Figures released by the B.C. Coroners Service show that 102 British Columbians died from overdoses in February, compared to 117 in January. That means the province has recorded the highest ever number of deaths — 219 — in January and February. The February number is nearly double the number of deaths recorded in February 2016.
“People are dying in far higher numbers than we’ve ever seen,” said Lisa Lapointe, B.C.’s chief coroner,“and a slight decrease in fatalities from the previous month should not be seen as any indication that the risk has decreased.”
The illicit drug supply is widely contaminated with fentanyl, a powerful synthetic opioid that is more likely to lead to overdose. But in November 2016 an even more potent form of the opioid, carfentanil, was found to be present in Vancouver street drugs.
In mid-2016, health officials thought they had started to get the overdose crisis under control as death rates briefly fell.
But by the fall of 2016, deaths had begun to climb once again: 56 in September, 67 in October, then a jump to 128 deaths in November and another spike to 142 in December.
In response to the rising numbers, health officials opened several overdose prevention sites across B.C. where people can use drugs in the presence of trained staff and volunteers who can administer naloxone, an overdose-reversal drug, and call first responders if someone overdoses.
Lapointe said none of the overdose deaths have occurred at any of those sites; 89 per cent of the deaths happened when people were using drugs inside their home.
“This is evidence that these sites are saving lives.

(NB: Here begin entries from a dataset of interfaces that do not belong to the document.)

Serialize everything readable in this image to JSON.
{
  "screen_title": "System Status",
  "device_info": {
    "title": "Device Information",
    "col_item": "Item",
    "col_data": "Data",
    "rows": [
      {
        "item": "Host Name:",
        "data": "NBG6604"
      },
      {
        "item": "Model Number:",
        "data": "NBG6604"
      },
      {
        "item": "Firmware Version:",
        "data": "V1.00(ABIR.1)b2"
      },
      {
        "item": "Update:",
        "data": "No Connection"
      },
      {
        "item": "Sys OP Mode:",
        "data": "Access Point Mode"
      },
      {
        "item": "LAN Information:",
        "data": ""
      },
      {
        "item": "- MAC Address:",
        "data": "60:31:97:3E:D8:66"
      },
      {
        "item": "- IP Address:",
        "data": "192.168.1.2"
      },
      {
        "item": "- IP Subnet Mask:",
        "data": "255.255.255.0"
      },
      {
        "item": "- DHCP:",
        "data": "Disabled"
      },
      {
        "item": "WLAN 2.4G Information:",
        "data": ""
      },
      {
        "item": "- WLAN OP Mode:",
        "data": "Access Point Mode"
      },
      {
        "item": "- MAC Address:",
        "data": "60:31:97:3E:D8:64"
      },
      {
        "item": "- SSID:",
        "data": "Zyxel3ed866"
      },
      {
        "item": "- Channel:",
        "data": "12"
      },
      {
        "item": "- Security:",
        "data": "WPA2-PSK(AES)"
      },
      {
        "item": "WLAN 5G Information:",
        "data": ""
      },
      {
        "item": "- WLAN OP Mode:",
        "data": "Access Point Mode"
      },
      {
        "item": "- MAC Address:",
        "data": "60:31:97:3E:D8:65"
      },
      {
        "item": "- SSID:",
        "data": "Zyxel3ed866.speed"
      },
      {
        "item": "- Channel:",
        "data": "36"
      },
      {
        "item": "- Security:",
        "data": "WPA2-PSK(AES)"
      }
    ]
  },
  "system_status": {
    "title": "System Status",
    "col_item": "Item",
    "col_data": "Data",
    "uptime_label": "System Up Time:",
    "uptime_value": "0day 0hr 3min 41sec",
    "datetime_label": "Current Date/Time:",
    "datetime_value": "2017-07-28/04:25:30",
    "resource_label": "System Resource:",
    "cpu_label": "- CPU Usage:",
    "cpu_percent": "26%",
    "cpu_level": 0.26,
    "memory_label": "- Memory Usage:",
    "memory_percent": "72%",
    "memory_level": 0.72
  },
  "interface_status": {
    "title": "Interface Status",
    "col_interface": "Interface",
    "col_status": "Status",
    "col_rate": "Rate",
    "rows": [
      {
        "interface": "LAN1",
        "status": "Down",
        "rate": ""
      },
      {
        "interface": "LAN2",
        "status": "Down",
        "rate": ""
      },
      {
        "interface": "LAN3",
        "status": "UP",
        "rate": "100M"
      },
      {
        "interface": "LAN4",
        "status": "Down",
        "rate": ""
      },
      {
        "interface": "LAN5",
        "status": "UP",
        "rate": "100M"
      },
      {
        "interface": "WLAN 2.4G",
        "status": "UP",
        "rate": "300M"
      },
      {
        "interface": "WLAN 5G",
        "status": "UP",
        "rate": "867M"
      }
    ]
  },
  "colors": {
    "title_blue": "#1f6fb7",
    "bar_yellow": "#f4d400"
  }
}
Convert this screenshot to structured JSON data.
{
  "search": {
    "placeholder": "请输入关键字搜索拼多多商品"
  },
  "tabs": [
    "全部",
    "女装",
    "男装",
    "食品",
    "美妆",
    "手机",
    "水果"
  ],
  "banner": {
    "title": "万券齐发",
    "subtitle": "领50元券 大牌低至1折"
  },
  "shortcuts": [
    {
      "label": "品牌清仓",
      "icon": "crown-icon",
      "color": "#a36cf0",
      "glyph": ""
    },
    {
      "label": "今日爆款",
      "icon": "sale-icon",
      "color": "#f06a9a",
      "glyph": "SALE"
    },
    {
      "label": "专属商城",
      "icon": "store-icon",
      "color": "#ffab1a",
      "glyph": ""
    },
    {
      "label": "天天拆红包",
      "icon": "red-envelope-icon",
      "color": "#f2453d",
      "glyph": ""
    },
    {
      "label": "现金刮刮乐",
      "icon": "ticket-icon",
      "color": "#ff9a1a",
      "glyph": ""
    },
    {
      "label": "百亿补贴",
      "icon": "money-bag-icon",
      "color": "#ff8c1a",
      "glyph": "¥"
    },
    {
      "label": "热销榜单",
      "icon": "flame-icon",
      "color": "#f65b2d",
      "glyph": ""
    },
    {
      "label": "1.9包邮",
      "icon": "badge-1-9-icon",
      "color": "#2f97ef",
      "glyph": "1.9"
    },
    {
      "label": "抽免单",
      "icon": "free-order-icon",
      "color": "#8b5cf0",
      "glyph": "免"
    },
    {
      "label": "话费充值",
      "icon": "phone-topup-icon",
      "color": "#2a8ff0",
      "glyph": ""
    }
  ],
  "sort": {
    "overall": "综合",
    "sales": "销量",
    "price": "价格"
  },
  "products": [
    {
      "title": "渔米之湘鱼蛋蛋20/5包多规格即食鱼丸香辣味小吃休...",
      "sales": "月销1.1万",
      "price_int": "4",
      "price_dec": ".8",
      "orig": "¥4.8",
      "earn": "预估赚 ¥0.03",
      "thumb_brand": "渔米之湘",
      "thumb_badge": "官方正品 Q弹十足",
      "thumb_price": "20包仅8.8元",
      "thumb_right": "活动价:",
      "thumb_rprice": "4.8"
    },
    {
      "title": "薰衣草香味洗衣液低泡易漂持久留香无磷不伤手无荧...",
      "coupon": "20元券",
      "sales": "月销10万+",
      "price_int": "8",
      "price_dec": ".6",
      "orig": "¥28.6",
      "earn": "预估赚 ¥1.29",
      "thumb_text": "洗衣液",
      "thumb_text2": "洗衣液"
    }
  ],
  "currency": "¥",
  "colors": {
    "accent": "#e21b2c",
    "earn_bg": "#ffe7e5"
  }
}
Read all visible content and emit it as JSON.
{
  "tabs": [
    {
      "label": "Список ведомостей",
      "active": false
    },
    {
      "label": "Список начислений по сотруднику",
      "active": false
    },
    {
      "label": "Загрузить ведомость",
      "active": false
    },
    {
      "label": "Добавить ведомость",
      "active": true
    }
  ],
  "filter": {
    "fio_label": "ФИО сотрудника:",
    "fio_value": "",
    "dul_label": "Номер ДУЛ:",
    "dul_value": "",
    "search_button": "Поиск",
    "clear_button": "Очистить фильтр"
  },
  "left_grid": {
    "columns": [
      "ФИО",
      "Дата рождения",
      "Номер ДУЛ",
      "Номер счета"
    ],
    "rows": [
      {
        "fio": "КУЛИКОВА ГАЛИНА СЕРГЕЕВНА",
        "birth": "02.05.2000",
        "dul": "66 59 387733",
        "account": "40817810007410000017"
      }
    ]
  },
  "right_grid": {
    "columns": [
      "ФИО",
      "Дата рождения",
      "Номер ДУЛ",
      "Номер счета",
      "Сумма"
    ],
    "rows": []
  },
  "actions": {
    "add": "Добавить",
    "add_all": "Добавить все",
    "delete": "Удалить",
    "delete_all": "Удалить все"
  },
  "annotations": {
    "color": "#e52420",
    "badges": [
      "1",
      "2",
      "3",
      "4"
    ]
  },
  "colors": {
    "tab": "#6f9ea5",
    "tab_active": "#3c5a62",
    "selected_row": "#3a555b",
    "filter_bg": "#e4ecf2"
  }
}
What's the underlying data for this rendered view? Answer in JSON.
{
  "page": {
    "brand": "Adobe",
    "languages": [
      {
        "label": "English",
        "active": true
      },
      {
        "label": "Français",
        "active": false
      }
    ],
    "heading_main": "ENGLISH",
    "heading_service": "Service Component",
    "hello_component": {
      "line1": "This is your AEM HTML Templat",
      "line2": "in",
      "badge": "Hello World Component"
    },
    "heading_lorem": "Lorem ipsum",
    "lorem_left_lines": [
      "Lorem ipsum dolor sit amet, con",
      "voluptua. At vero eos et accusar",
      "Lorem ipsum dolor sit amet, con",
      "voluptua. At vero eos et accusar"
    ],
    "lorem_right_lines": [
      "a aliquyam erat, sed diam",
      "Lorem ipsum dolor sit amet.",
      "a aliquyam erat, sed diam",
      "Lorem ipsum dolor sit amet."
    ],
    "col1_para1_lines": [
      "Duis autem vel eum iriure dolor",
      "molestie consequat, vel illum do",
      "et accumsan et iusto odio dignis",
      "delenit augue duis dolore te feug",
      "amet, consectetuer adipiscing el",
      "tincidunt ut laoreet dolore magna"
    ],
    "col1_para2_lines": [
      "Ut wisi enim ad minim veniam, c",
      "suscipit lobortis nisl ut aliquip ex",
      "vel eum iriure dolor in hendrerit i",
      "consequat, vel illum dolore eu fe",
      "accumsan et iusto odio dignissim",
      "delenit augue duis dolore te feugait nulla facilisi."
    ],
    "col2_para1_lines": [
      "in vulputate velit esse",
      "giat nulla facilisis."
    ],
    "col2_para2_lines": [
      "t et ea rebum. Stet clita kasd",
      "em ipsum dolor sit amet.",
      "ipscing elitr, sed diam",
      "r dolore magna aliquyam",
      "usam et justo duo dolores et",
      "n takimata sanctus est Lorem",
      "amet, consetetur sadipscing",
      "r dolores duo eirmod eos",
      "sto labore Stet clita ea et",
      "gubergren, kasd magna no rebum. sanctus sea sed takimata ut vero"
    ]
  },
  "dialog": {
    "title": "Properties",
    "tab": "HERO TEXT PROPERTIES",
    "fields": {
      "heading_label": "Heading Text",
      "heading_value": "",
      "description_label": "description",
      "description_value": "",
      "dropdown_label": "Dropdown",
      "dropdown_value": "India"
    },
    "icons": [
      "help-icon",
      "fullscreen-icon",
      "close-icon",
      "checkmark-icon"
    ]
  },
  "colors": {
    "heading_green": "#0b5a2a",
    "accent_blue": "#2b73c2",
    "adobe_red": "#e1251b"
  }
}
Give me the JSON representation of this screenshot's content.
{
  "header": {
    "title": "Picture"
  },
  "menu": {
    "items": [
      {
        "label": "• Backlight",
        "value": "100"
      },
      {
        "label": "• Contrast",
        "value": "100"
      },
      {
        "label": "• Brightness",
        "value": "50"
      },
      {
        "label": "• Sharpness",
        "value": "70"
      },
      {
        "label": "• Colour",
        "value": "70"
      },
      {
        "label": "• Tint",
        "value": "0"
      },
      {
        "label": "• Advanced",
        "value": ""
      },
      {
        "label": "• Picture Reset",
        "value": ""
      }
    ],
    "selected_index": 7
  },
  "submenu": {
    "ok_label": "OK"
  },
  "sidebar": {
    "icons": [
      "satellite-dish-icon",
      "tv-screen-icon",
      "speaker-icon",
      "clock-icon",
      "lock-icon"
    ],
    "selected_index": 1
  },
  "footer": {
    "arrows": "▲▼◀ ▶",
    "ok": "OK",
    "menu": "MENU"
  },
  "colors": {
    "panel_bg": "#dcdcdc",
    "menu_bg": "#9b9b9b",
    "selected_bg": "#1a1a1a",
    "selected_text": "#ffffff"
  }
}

People need to be encouraged to visit these sites as the majority of deaths are occurring when people use illicit substances without medical attention or assistance nearby.”